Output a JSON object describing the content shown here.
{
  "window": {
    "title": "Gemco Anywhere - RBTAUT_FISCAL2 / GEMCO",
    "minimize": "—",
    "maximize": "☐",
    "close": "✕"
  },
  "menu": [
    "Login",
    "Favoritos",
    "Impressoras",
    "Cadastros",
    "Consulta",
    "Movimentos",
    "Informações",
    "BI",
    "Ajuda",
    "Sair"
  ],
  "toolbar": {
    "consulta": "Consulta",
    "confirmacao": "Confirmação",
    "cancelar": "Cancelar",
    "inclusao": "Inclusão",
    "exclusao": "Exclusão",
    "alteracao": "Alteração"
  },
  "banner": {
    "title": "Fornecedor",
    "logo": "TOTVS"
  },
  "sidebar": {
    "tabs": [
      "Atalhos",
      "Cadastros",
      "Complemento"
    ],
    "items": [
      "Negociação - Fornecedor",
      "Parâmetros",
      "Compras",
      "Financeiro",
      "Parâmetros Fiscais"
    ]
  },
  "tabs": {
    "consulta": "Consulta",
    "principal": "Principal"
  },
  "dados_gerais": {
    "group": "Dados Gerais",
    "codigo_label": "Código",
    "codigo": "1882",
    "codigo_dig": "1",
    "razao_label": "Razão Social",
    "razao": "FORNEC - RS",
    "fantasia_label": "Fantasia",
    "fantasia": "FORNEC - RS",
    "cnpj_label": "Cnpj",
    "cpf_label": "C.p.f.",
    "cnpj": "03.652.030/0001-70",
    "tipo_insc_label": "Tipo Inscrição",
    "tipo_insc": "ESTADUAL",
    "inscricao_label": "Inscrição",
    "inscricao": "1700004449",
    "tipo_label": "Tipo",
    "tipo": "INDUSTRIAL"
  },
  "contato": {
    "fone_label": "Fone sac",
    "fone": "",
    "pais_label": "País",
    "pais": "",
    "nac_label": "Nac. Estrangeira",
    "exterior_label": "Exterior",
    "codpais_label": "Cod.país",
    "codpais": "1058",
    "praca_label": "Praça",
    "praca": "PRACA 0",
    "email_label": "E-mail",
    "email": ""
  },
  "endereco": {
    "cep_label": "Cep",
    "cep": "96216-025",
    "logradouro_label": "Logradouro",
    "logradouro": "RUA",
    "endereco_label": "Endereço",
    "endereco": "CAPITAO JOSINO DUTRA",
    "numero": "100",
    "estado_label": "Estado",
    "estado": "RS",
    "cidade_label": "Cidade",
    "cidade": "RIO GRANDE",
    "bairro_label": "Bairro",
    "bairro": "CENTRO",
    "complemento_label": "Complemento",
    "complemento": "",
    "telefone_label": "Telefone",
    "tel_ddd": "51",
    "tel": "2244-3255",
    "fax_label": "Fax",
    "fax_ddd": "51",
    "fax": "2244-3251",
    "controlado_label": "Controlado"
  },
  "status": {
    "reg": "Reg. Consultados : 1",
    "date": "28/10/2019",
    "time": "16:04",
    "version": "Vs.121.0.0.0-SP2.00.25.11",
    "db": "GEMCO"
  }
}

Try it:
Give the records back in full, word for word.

Exercise answer:
Output a JSON object describing the content shown here.
{
  "window": {
    "title": "Gemco Anywhere - RBTAUT_FISCAL2 / GEMCO",
    "minimize": "—",
    "maximize": "☐",
    "close": "✕"
  },
  "menu": [
    "Login",
    "Favoritos",
    "Impressoras",
    "Cadastros",
    "Consulta",
    "Movimentos",
    "Informações",
    "BI",
    "Ajuda",
    "Sair"
  ],
  "toolbar": {
    "consulta": "Consulta",
    "confirmacao": "Confirmação",
    "cancelar": "Cancelar",
    "inclusao": "Inclusão",
    "exclusao": "Exclusão",
    "alteracao": "Alteração"
  },
  "banner": {
    "title": "Fornecedor",
    "logo": "TOTVS"
  },
  "sidebar": {
    "tabs": [
      "Atalhos",
      "Cadastros",
      "Complemento"
    ],
    "items": [
      "Negociação - Fornecedor",
      "Parâmetros",
      "Compras",
      "Financeiro",
      "Parâmetros Fiscais"
    ]
  },
  "tabs": {
    "consulta": "Consulta",
    "principal": "Principal"
  },
  "dados_gerais": {
    "group": "Dados Gerais",
    "codigo_label": "Código",
    "codigo": "1882",
    "codigo_dig": "1",
    "razao_label": "Razão Social",
    "razao": "FORNEC - RS",
    "fantasia_label": "Fantasia",
    "fantasia": "FORNEC - RS",
    "cnpj_label": "Cnpj",
    "cpf_label": "C.p.f.",
    "cnpj": "03.652.030/0001-70",
    "tipo_insc_label": "Tipo Inscrição",
    "tipo_insc": "ESTADUAL",
    "inscricao_label": "Inscrição",
    "inscricao": "1700004449",
    "tipo_label": "Tipo",
    "tipo": "INDUSTRIAL"
  },
  "contato": {
    "fone_label": "Fone sac",
    "fone": "",
    "pais_label": "País",
    "pais": "",
    "nac_label": "Nac. Estrangeira",
    "exterior_label": "Exterior",
    "codpais_label": "Cod.país",
    "codpais": "1058",
    "praca_label": "Praça",
    "praca": "PRACA 0",
    "email_label": "E-mail",
    "email": ""
  },
  "endereco": {
    "cep_label": "Cep",
    "cep": "96216-025",
    "logradouro_label": "Logradouro",
    "logradouro": "RUA",
    "endereco_label": "Endereço",
    "endereco": "CAPITAO JOSINO DUTRA",
    "numero": "100",
    "estado_label": "Estado",
    "estado": "RS",
    "cidade_label": "Cidade",
    "cidade": "RIO GRANDE",
    "bairro_label": "Bairro",
    "bairro": "CENTRO",
    "complemento_label": "Complemento",
    "complemento": "",
    "telefone_label": "Telefone",
    "tel_ddd": "51",
    "tel": "2244-3255",
    "fax_label": "Fax",
    "fax_ddd": "51",
    "fax": "2244-3251",
    "controlado_label": "Controlado"
  },
  "status": {
    "reg": "Reg. Consultados : 1",
    "date": "28/10/2019",
    "time": "16:04",
    "version": "Vs.121.0.0.0-SP2.00.25.11",
    "db": "GEMCO"
  }
}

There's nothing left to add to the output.